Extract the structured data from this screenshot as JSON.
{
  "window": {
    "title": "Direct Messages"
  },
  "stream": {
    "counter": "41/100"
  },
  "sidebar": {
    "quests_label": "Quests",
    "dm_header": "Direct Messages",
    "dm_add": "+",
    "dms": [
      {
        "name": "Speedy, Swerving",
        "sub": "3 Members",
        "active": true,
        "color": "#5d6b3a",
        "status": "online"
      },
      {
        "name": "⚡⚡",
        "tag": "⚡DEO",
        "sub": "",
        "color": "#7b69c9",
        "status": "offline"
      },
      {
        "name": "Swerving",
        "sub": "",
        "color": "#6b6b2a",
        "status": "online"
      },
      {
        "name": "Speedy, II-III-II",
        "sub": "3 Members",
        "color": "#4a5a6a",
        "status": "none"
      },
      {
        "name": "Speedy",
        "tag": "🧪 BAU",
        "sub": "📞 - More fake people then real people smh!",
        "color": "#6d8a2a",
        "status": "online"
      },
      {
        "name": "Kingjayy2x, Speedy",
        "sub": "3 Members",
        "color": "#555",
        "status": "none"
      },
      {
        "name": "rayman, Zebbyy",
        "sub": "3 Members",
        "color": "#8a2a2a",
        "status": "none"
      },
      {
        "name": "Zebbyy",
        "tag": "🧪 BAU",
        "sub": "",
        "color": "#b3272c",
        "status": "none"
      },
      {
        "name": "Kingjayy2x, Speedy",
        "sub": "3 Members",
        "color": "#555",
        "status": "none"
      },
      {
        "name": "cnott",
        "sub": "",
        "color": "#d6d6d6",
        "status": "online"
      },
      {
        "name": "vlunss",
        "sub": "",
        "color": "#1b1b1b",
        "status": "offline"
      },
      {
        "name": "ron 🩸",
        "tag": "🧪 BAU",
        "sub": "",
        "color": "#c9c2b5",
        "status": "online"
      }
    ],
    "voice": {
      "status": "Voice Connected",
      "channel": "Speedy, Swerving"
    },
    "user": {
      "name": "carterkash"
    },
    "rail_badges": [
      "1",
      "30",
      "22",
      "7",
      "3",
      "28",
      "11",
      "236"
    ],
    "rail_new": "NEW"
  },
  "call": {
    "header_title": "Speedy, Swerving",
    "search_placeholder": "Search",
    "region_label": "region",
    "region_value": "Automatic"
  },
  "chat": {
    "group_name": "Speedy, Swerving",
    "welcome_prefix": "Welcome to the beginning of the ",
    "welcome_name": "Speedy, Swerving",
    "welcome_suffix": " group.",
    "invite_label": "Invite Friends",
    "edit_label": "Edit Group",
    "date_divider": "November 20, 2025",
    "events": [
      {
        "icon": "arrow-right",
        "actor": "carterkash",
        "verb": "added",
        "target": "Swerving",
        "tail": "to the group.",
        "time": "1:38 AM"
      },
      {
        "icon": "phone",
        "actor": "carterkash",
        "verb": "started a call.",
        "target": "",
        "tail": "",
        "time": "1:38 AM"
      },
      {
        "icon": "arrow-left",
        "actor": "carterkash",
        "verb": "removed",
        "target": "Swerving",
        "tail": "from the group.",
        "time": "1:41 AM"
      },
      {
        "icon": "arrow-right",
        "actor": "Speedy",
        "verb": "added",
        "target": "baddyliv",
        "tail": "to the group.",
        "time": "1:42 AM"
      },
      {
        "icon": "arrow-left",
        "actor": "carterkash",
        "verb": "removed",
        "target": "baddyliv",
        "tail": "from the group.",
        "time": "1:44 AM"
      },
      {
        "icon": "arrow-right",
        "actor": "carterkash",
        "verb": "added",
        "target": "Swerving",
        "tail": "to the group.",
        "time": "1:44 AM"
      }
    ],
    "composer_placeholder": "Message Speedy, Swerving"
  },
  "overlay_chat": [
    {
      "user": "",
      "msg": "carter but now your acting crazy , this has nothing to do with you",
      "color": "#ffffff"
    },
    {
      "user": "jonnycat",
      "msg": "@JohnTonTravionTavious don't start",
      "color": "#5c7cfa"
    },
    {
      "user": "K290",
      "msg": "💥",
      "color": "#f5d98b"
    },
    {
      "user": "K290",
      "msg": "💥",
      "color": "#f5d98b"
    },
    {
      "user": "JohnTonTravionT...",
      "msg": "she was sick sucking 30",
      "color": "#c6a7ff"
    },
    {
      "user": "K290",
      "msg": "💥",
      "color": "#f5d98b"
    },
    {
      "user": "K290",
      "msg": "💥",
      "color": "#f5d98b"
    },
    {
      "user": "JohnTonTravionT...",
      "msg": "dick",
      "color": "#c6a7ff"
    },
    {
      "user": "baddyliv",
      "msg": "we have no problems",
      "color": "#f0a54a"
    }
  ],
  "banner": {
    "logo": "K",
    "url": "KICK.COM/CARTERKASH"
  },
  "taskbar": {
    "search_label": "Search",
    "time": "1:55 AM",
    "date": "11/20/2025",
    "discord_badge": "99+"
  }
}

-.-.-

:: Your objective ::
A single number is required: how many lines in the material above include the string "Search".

:: Exercise response ::
2